Remember: this is military money. Those birds are $30 million a pop. Jerry -- Engineering is the art of making what you want from things you can get. &#2013266095;&#2013266095;&#2013266095;&#2013266095;&#2013266095;&#2013266095;&#2013266095;&#2013266095;&#2013266095;&#2013266095;&#2013266095;&#2013266095;&#2013266095;&#2013266095;&#2013266095;&#2013266095;&#2013266095;&#2013266095;&#2013266095;&#2013266095;&#2013266095;&#2013266095;&#2013266095;&#2013266095;&#2013266095;&#2013266095;&#2013266095;&#2013266095;&#2013266095;&#2013266095;&#2013266095;&#2013266095;&#2013266095;&#2013266095;&#2013266095;&#2013266095;&#2013266095;&#2013266095;&#2013266095;&#2013266095;&#2013266095;&#2013266095;&#2013266095;&#2013266095;&#2013266095;&#2013266095;&#2013266095;&#2013266095;&#2013266095;&#2013266095;&#2013266095;&#2013266095;&#2013266095;&#2013266095;&#2013266095;&#2013266095;&#2013266095;&#2013266095;&#2013266095;&#2013266095;&#2013266095;&#2013266095;&#2013266095;&#2013266095;&#2013266095;&#2013266095;&#2013266095;&#2013266095;&#2013266095;&#2013266095;&#2013266095;

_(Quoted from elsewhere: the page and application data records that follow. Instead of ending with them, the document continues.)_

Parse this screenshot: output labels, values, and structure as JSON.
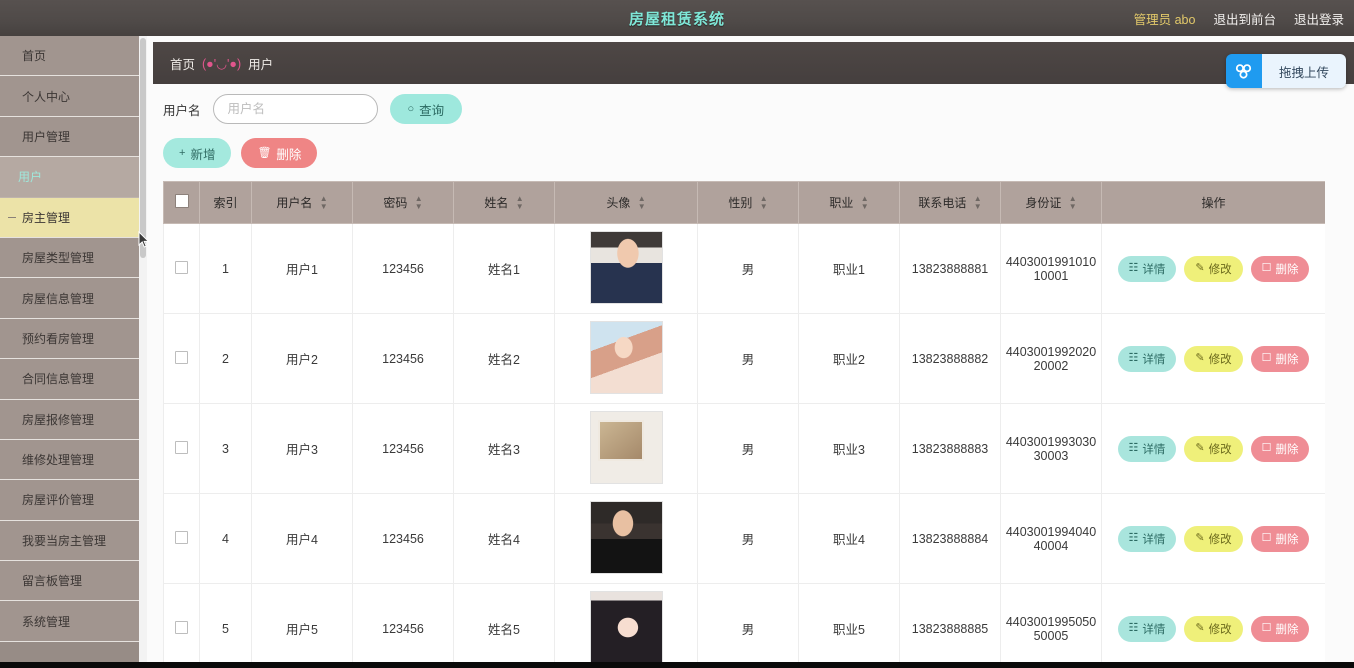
{
  "header": {
    "title": "房屋租赁系统",
    "user": "管理员 abo",
    "exit_front_label": "退出到前台",
    "logout_label": "退出登录"
  },
  "sidebar": {
    "items": [
      {
        "label": "首页",
        "state": "normal"
      },
      {
        "label": "个人中心",
        "state": "normal"
      },
      {
        "label": "用户管理",
        "state": "normal"
      },
      {
        "label": "用户",
        "state": "sub-active"
      },
      {
        "label": "房主管理",
        "state": "highlight"
      },
      {
        "label": "房屋类型管理",
        "state": "normal"
      },
      {
        "label": "房屋信息管理",
        "state": "normal"
      },
      {
        "label": "预约看房管理",
        "state": "normal"
      },
      {
        "label": "合同信息管理",
        "state": "normal"
      },
      {
        "label": "房屋报修管理",
        "state": "normal"
      },
      {
        "label": "维修处理管理",
        "state": "normal"
      },
      {
        "label": "房屋评价管理",
        "state": "normal"
      },
      {
        "label": "我要当房主管理",
        "state": "normal"
      },
      {
        "label": "留言板管理",
        "state": "normal"
      },
      {
        "label": "系统管理",
        "state": "normal"
      }
    ]
  },
  "breadcrumb": {
    "home": "首页",
    "separator": "(●'◡'●)",
    "current": "用户"
  },
  "upload": {
    "label": "拖拽上传",
    "icon": "cloud-upload-icon"
  },
  "search": {
    "label": "用户名",
    "value": "",
    "placeholder": "用户名",
    "query_label": "查询",
    "query_icon": "search-icon"
  },
  "toolbar": {
    "add_label": "新增",
    "add_icon": "plus-icon",
    "delete_label": "删除",
    "delete_icon": "trash-icon"
  },
  "table": {
    "columns": [
      {
        "label": "",
        "sortable": false,
        "key": "checkbox"
      },
      {
        "label": "索引",
        "sortable": false,
        "key": "index"
      },
      {
        "label": "用户名",
        "sortable": true,
        "key": "username"
      },
      {
        "label": "密码",
        "sortable": true,
        "key": "password"
      },
      {
        "label": "姓名",
        "sortable": true,
        "key": "name"
      },
      {
        "label": "头像",
        "sortable": true,
        "key": "avatar"
      },
      {
        "label": "性别",
        "sortable": true,
        "key": "gender"
      },
      {
        "label": "职业",
        "sortable": true,
        "key": "job"
      },
      {
        "label": "联系电话",
        "sortable": true,
        "key": "phone"
      },
      {
        "label": "身份证",
        "sortable": true,
        "key": "idcard"
      },
      {
        "label": "操作",
        "sortable": false,
        "key": "ops"
      }
    ],
    "rows": [
      {
        "index": "1",
        "username": "用户1",
        "password": "123456",
        "name": "姓名1",
        "avatar": "av1",
        "gender": "男",
        "job": "职业1",
        "phone": "13823888881",
        "idcard": "440300199101010001"
      },
      {
        "index": "2",
        "username": "用户2",
        "password": "123456",
        "name": "姓名2",
        "avatar": "av2",
        "gender": "男",
        "job": "职业2",
        "phone": "13823888882",
        "idcard": "440300199202020002"
      },
      {
        "index": "3",
        "username": "用户3",
        "password": "123456",
        "name": "姓名3",
        "avatar": "av3",
        "gender": "男",
        "job": "职业3",
        "phone": "13823888883",
        "idcard": "440300199303030003"
      },
      {
        "index": "4",
        "username": "用户4",
        "password": "123456",
        "name": "姓名4",
        "avatar": "av4",
        "gender": "男",
        "job": "职业4",
        "phone": "13823888884",
        "idcard": "440300199404040004"
      },
      {
        "index": "5",
        "username": "用户5",
        "password": "123456",
        "name": "姓名5",
        "avatar": "av5",
        "gender": "男",
        "job": "职业5",
        "phone": "13823888885",
        "idcard": "440300199505050005"
      }
    ],
    "row_ops": {
      "detail_label": "详情",
      "detail_icon": "file-icon",
      "edit_label": "修改",
      "edit_icon": "pencil-icon",
      "delete_label": "删除",
      "delete_icon": "trash-icon"
    }
  },
  "colors": {
    "header_bg": "#4f4a48",
    "header_title": "#7fe8d8",
    "header_user": "#e2c96a",
    "sidebar_bg": "#a1958f",
    "sidebar_active_text": "#9fe8dc",
    "sidebar_highlight_bg": "#ece3a8",
    "breadcrumb_bg": "#4a4342",
    "breadcrumb_sep": "#e0558c",
    "accent_teal": "#9ee8dd",
    "accent_red": "#ef8585",
    "accent_yellow": "#eff07a",
    "upload_blue": "#1f9bf0",
    "table_head_bg": "#b0a29c"
  }
}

Eric Jacobsen  <eric.jacobsen@ieee.org> wrote:

>Since the context was a satellite link, >I'd still be skeptical that anyone would bother to use an R = 1/3 code >over a satellite, just because of the spectral efficiency (since >transponder bandwidth is muy expensive). For R = 1/2, which is more >believable, my skepticism remains healthy.

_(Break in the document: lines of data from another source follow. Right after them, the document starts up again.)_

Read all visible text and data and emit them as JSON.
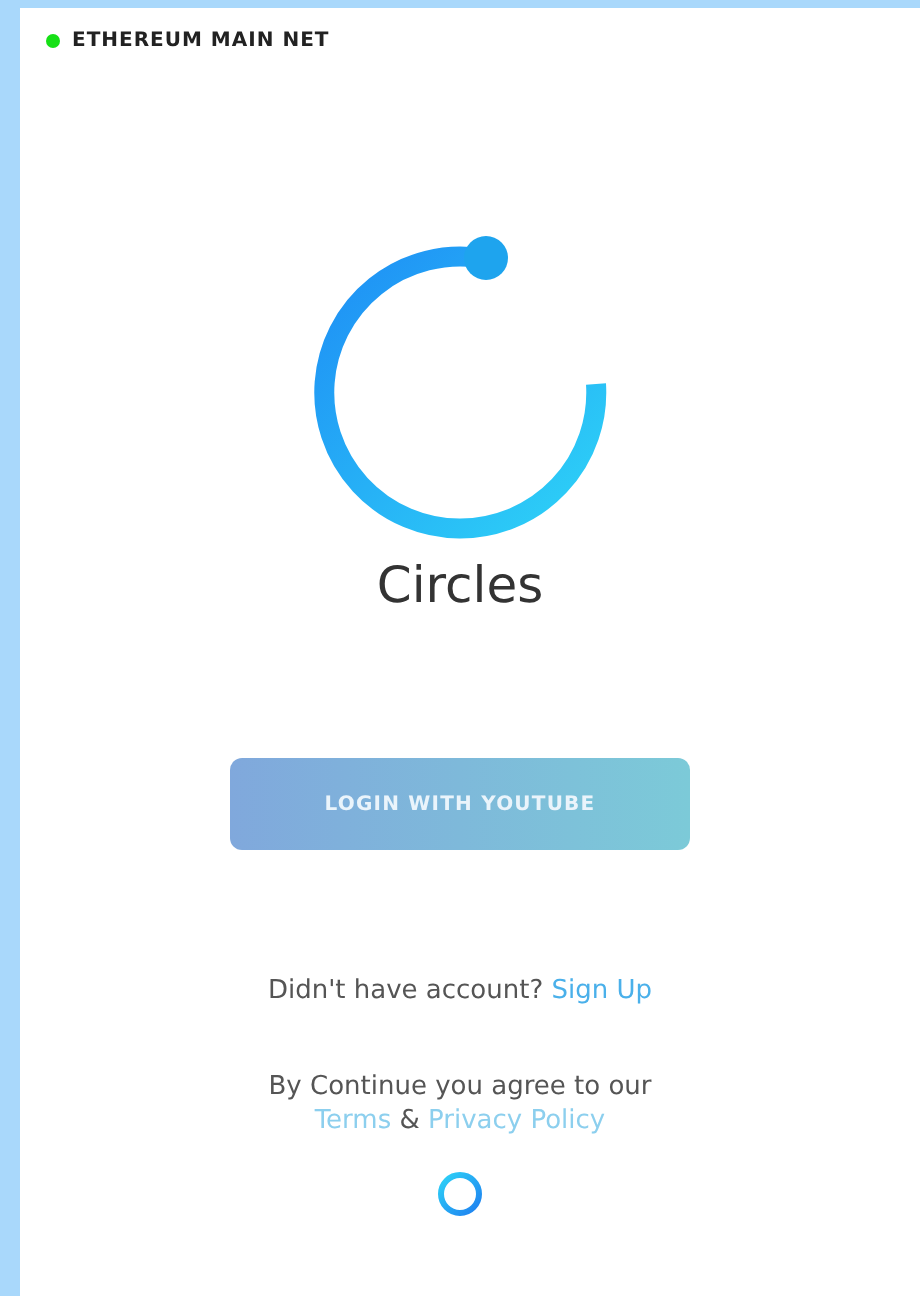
{
  "network": {
    "label": "ETHEREUM MAIN NET"
  },
  "app": {
    "title": "Circles"
  },
  "login_button": {
    "label": "LOGIN WITH YOUTUBE"
  },
  "signup": {
    "text": "Didn't have account?",
    "link": "Sign Up"
  },
  "legal": {
    "text": "By Continue you agree to our",
    "terms_link": "Terms",
    "joiner": "&",
    "privacy_link": "Privacy Policy"
  }
}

You're right in that the rate 1/2 convolutional code (which is very popular for SATCOM and is specified for such use in MIL-STD-188) just misses working at the 10% raw BER channel condition point. For noisier satellite channels it's more popular to lower the signalling rate than it is to lower the code rate. (We could also have a philosophical discussion as to whether adding spreading constitutes lowering the code rate...) Steve